What to work on = When you return the data, keep each character exactly as it appears.

─── Data in this exercise ───

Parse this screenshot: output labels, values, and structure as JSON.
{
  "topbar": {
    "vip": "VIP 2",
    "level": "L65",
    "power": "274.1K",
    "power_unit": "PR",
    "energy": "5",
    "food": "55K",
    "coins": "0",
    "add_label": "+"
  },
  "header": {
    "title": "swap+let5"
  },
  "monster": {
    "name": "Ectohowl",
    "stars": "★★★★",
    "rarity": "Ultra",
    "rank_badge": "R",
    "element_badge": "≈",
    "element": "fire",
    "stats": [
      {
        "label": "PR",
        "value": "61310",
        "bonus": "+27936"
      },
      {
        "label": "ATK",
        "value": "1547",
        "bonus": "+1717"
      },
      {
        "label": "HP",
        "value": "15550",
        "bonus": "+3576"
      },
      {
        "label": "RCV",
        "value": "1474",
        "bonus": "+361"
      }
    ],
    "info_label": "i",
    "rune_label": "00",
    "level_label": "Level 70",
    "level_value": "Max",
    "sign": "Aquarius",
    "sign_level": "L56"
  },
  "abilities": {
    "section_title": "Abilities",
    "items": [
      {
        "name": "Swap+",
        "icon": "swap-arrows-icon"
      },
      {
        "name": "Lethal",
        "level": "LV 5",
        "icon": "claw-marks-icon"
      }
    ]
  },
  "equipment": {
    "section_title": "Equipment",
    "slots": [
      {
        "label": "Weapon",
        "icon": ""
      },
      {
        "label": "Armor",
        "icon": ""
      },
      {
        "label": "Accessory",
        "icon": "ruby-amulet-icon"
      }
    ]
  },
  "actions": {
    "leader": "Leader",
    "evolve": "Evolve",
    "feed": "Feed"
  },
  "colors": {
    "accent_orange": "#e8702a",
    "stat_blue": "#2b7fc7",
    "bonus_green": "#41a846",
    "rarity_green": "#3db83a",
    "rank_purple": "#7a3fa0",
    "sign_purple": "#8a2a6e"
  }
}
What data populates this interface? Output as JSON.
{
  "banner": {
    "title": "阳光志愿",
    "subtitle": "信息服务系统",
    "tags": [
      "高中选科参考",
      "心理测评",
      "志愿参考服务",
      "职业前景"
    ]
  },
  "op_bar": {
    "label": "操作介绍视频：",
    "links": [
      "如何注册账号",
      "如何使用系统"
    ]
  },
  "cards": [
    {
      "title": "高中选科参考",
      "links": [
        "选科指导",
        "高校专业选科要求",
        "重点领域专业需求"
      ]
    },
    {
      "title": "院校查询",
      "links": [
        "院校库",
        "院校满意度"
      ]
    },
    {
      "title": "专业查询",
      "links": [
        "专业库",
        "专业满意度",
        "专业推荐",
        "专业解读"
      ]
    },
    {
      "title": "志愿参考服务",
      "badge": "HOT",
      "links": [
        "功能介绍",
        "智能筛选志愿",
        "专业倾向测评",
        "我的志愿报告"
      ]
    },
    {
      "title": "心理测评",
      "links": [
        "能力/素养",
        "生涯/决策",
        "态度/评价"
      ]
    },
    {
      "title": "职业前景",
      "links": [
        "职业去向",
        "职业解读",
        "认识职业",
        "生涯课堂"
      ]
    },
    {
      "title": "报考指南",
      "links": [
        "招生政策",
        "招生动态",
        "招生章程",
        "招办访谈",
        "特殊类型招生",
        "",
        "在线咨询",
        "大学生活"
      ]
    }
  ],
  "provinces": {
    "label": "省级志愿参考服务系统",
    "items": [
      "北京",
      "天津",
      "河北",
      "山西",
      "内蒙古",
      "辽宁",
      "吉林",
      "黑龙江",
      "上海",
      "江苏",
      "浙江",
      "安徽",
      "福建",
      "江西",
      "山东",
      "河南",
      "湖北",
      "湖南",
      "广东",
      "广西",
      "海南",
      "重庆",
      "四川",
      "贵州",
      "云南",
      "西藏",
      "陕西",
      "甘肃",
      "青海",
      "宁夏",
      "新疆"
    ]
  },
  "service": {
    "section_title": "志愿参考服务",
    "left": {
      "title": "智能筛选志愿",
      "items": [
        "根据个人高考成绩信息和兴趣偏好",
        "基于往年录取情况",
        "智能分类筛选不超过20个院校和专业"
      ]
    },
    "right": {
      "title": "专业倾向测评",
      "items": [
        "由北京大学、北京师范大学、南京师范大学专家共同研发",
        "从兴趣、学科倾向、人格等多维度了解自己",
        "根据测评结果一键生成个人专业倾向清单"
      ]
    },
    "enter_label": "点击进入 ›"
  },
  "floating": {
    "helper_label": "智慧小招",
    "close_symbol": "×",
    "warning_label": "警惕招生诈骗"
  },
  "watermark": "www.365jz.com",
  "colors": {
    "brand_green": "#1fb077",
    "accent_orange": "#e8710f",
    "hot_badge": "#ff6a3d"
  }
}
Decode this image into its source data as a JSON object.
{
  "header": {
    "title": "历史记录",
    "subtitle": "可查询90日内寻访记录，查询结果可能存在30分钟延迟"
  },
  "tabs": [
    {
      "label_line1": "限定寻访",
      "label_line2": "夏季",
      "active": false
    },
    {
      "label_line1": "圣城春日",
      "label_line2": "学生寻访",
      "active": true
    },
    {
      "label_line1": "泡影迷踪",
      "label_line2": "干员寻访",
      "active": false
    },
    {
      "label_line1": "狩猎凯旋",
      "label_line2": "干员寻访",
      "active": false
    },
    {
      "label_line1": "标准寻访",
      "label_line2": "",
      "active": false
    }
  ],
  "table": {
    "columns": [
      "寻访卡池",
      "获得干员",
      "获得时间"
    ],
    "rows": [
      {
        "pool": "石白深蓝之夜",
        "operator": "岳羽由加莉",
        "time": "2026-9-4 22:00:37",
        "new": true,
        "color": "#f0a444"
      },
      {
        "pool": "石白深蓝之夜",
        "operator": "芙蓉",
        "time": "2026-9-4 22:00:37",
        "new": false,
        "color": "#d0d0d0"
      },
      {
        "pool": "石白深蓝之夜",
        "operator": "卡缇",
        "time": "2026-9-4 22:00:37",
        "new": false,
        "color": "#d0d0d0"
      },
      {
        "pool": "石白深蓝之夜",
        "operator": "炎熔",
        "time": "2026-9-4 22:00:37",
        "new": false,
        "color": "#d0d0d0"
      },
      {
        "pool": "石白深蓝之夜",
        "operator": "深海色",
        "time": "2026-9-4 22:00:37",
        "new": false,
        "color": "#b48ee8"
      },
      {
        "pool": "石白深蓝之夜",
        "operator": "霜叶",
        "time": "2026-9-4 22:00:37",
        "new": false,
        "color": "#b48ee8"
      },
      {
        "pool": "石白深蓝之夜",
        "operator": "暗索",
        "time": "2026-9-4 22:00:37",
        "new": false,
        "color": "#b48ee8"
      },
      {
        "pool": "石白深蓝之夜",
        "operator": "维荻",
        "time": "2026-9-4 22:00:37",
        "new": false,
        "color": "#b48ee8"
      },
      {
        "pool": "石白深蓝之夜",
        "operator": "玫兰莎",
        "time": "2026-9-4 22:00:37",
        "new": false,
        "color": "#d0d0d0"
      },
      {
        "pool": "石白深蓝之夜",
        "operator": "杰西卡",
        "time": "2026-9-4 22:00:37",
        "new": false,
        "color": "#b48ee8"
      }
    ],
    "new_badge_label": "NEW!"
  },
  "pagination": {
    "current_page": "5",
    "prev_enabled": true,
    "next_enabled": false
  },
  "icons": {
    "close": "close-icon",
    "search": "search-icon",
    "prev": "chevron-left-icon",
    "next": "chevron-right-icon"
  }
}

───

Your solution =
Parse this screenshot: output labels, values, and structure as JSON.
{
  "topbar": {
    "vip": "VIP 2",
    "level": "L65",
    "power": "274.1K",
    "power_unit": "PR",
    "energy": "5",
    "food": "55K",
    "coins": "0",
    "add_label": "+"
  },
  "header": {
    "title": "swap+let5"
  },
  "monster": {
    "name": "Ectohowl",
    "stars": "★★★★",
    "rarity": "Ultra",
    "rank_badge": "R",
    "element_badge": "≈",
    "element": "fire",
    "stats": [
      {
        "label": "PR",
        "value": "61310",
        "bonus": "+27936"
      },
      {
        "label": "ATK",
        "value": "1547",
        "bonus": "+1717"
      },
      {
        "label": "HP",
        "value": "15550",
        "bonus": "+3576"
      },
      {
        "label": "RCV",
        "value": "1474",
        "bonus": "+361"
      }
    ],
    "info_label": "i",
    "rune_label": "00",
    "level_label": "Level 70",
    "level_value": "Max",
    "sign": "Aquarius",
    "sign_level": "L56"
  },
  "abilities": {
    "section_title": "Abilities",
    "items": [
      {
        "name": "Swap+",
        "icon": "swap-arrows-icon"
      },
      {
        "name": "Lethal",
        "level": "LV 5",
        "icon": "claw-marks-icon"
      }
    ]
  },
  "equipment": {
    "section_title": "Equipment",
    "slots": [
      {
        "label": "Weapon",
        "icon": ""
      },
      {
        "label": "Armor",
        "icon": ""
      },
      {
        "label": "Accessory",
        "icon": "ruby-amulet-icon"
      }
    ]
  },
  "actions": {
    "leader": "Leader",
    "evolve": "Evolve",
    "feed": "Feed"
  },
  "colors": {
    "accent_orange": "#e8702a",
    "stat_blue": "#2b7fc7",
    "bonus_green": "#41a846",
    "rarity_green": "#3db83a",
    "rank_purple": "#7a3fa0",
    "sign_purple": "#8a2a6e"
  }
}
What data populates this interface? Output as JSON.
{
  "banner": {
    "title": "阳光志愿",
    "subtitle": "信息服务系统",
    "tags": [
      "高中选科参考",
      "心理测评",
      "志愿参考服务",
      "职业前景"
    ]
  },
  "op_bar": {
    "label": "操作介绍视频：",
    "links": [
      "如何注册账号",
      "如何使用系统"
    ]
  },
  "cards": [
    {
      "title": "高中选科参考",
      "links": [
        "选科指导",
        "高校专业选科要求",
        "重点领域专业需求"
      ]
    },
    {
      "title": "院校查询",
      "links": [
        "院校库",
        "院校满意度"
      ]
    },
    {
      "title": "专业查询",
      "links": [
        "专业库",
        "专业满意度",
        "专业推荐",
        "专业解读"
      ]
    },
    {
      "title": "志愿参考服务",
      "badge": "HOT",
      "links": [
        "功能介绍",
        "智能筛选志愿",
        "专业倾向测评",
        "我的志愿报告"
      ]
    },
    {
      "title": "心理测评",
      "links": [
        "能力/素养",
        "生涯/决策",
        "态度/评价"
      ]
    },
    {
      "title": "职业前景",
      "links": [
        "职业去向",
        "职业解读",
        "认识职业",
        "生涯课堂"
      ]
    },
    {
      "title": "报考指南",
      "links": [
        "招生政策",
        "招生动态",
        "招生章程",
        "招办访谈",
        "特殊类型招生",
        "",
        "在线咨询",
        "大学生活"
      ]
    }
  ],
  "provinces": {
    "label": "省级志愿参考服务系统",
    "items": [
      "北京",
      "天津",
      "河北",
      "山西",
      "内蒙古",
      "辽宁",
      "吉林",
      "黑龙江",
      "上海",
      "江苏",
      "浙江",
      "安徽",
      "福建",
      "江西",
      "山东",
      "河南",
      "湖北",
      "湖南",
      "广东",
      "广西",
      "海南",
      "重庆",
      "四川",
      "贵州",
      "云南",
      "西藏",
      "陕西",
      "甘肃",
      "青海",
      "宁夏",
      "新疆"
    ]
  },
  "service": {
    "section_title": "志愿参考服务",
    "left": {
      "title": "智能筛选志愿",
      "items": [
        "根据个人高考成绩信息和兴趣偏好",
        "基于往年录取情况",
        "智能分类筛选不超过20个院校和专业"
      ]
    },
    "right": {
      "title": "专业倾向测评",
      "items": [
        "由北京大学、北京师范大学、南京师范大学专家共同研发",
        "从兴趣、学科倾向、人格等多维度了解自己",
        "根据测评结果一键生成个人专业倾向清单"
      ]
    },
    "enter_label": "点击进入 ›"
  },
  "floating": {
    "helper_label": "智慧小招",
    "close_symbol": "×",
    "warning_label": "警惕招生诈骗"
  },
  "watermark": "www.365jz.com",
  "colors": {
    "brand_green": "#1fb077",
    "accent_orange": "#e8710f",
    "hot_badge": "#ff6a3d"
  }
}
Decode this image into its source data as a JSON object.
{
  "header": {
    "title": "历史记录",
    "subtitle": "可查询90日内寻访记录，查询结果可能存在30分钟延迟"
  },
  "tabs": [
    {
      "label_line1": "限定寻访",
      "label_line2": "夏季",
      "active": false
    },
    {
      "label_line1": "圣城春日",
      "label_line2": "学生寻访",
      "active": true
    },
    {
      "label_line1": "泡影迷踪",
      "label_line2": "干员寻访",
      "active": false
    },
    {
      "label_line1": "狩猎凯旋",
      "label_line2": "干员寻访",
      "active": false
    },
    {
      "label_line1": "标准寻访",
      "label_line2": "",
      "active": false
    }
  ],
  "table": {
    "columns": [
      "寻访卡池",
      "获得干员",
      "获得时间"
    ],
    "rows": [
      {
        "pool": "石白深蓝之夜",
        "operator": "岳羽由加莉",
        "time": "2026-9-4 22:00:37",
        "new": true,
        "color": "#f0a444"
      },
      {
        "pool": "石白深蓝之夜",
        "operator": "芙蓉",
        "time": "2026-9-4 22:00:37",
        "new": false,
        "color": "#d0d0d0"
      },
      {
        "pool": "石白深蓝之夜",
        "operator": "卡缇",
        "time": "2026-9-4 22:00:37",
        "new": false,
        "color": "#d0d0d0"
      },
      {
        "pool": "石白深蓝之夜",
        "operator": "炎熔",
        "time": "2026-9-4 22:00:37",
        "new": false,
        "color": "#d0d0d0"
      },
      {
        "pool": "石白深蓝之夜",
        "operator": "深海色",
        "time": "2026-9-4 22:00:37",
        "new": false,
        "color": "#b48ee8"
      },
      {
        "pool": "石白深蓝之夜",
        "operator": "霜叶",
        "time": "2026-9-4 22:00:37",
        "new": false,
        "color": "#b48ee8"
      },
      {
        "pool": "石白深蓝之夜",
        "operator": "暗索",
        "time": "2026-9-4 22:00:37",
        "new": false,
        "color": "#b48ee8"
      },
      {
        "pool": "石白深蓝之夜",
        "operator": "维荻",
        "time": "2026-9-4 22:00:37",
        "new": false,
        "color": "#b48ee8"
      },
      {
        "pool": "石白深蓝之夜",
        "operator": "玫兰莎",
        "time": "2026-9-4 22:00:37",
        "new": false,
        "color": "#d0d0d0"
      },
      {
        "pool": "石白深蓝之夜",
        "operator": "杰西卡",
        "time": "2026-9-4 22:00:37",
        "new": false,
        "color": "#b48ee8"
      }
    ],
    "new_badge_label": "NEW!"
  },
  "pagination": {
    "current_page": "5",
    "prev_enabled": true,
    "next_enabled": false
  },
  "icons": {
    "close": "close-icon",
    "search": "search-icon",
    "prev": "chevron-left-icon",
    "next": "chevron-right-icon"
  }
}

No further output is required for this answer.